As reported by the Associated Press, the International Seabed Authority — the United Nations body that regulates the world’s ocean floor — is preparing to resume negotiations that could open the international seabed for mining, including for materials critical for the green energy transition.

Years-long negotiations are reaching a critical point where the authority will soon need to begin accepting mining permit applications, adding to worries over the potential impacts on sparsely researched marine ecosystems and habitats of the deep sea.

The list of countries calling for a pause on deep-sea mining continued to grow this week ahead of a key moment that mining companies hope will launch the fledgling industry and its opponents hope could clip its wings, perhaps for good.

Ireland and Sweden became the latest developed economies to join critics, including scientists, environmental organizations and multinationals such as BMW, Volvo and Samsung. The carmakers have committed not to use minerals mined from the seabed in their electric vehicles.

No deep-sea mining contracts have yet been authorized, but efforts by the industry and some states, including Norway, have accelerated the race to mine for metals in the planet’s last unexplored frontier.

According to an article in the Guardian, it is a critical time. With a deadline due to expire on Sunday, commercial applications for deep-sea mining could be given the green light despite the absence of any regulations. From Monday, the International Seabed Authority will meet in Kingston, Jamaica, until 28 July to resume negotiations.

Much is at stake. Scientists have warned of large-scale, severe, and irreversible harm to global ocean ecosystems, already threatened by the climate and biodiversity crises if deep-sea mining goes ahead. Too little is known about the ocean’s abyss even to draw up regulations, they say.

Last month, the European Academies Science Advisory Council warned of the “dire consequences” for marine ecosystems and against the “misleading narrative” that deep-sea mining is necessary for metals required to meet the transition to a low-carbon economy.

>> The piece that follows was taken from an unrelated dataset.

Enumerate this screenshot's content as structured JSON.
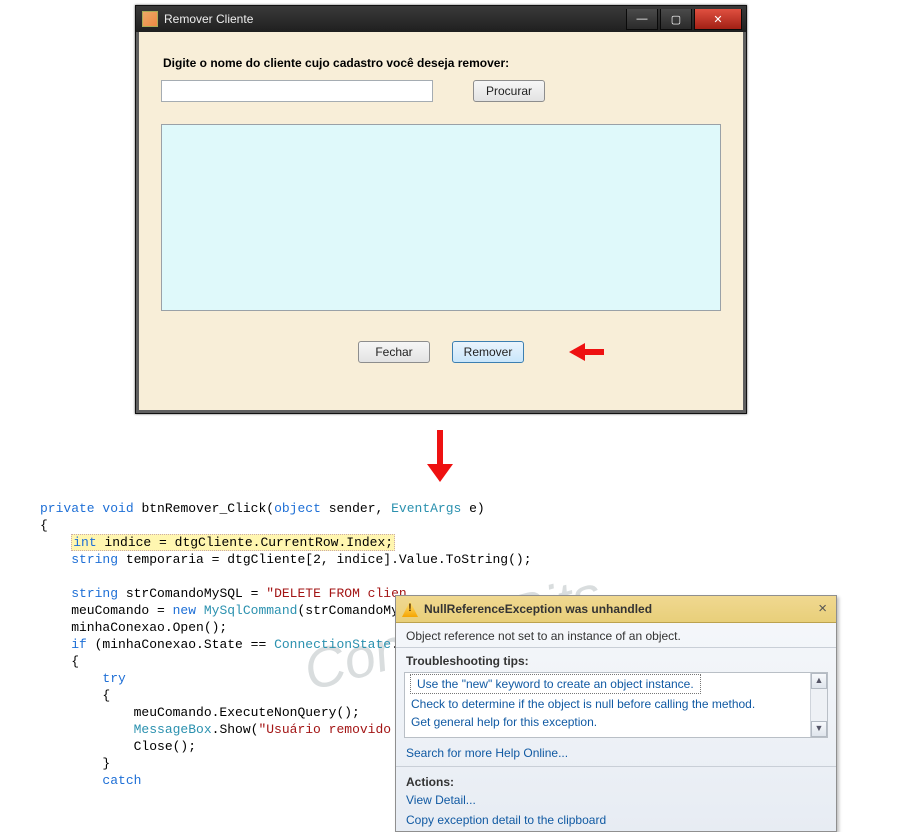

Mining below 200 meters (650ft) can lead to harmful noise, vibration, and light pollution. There is also the risk of leaks and spills of fuels and other chemicals used in the mining process.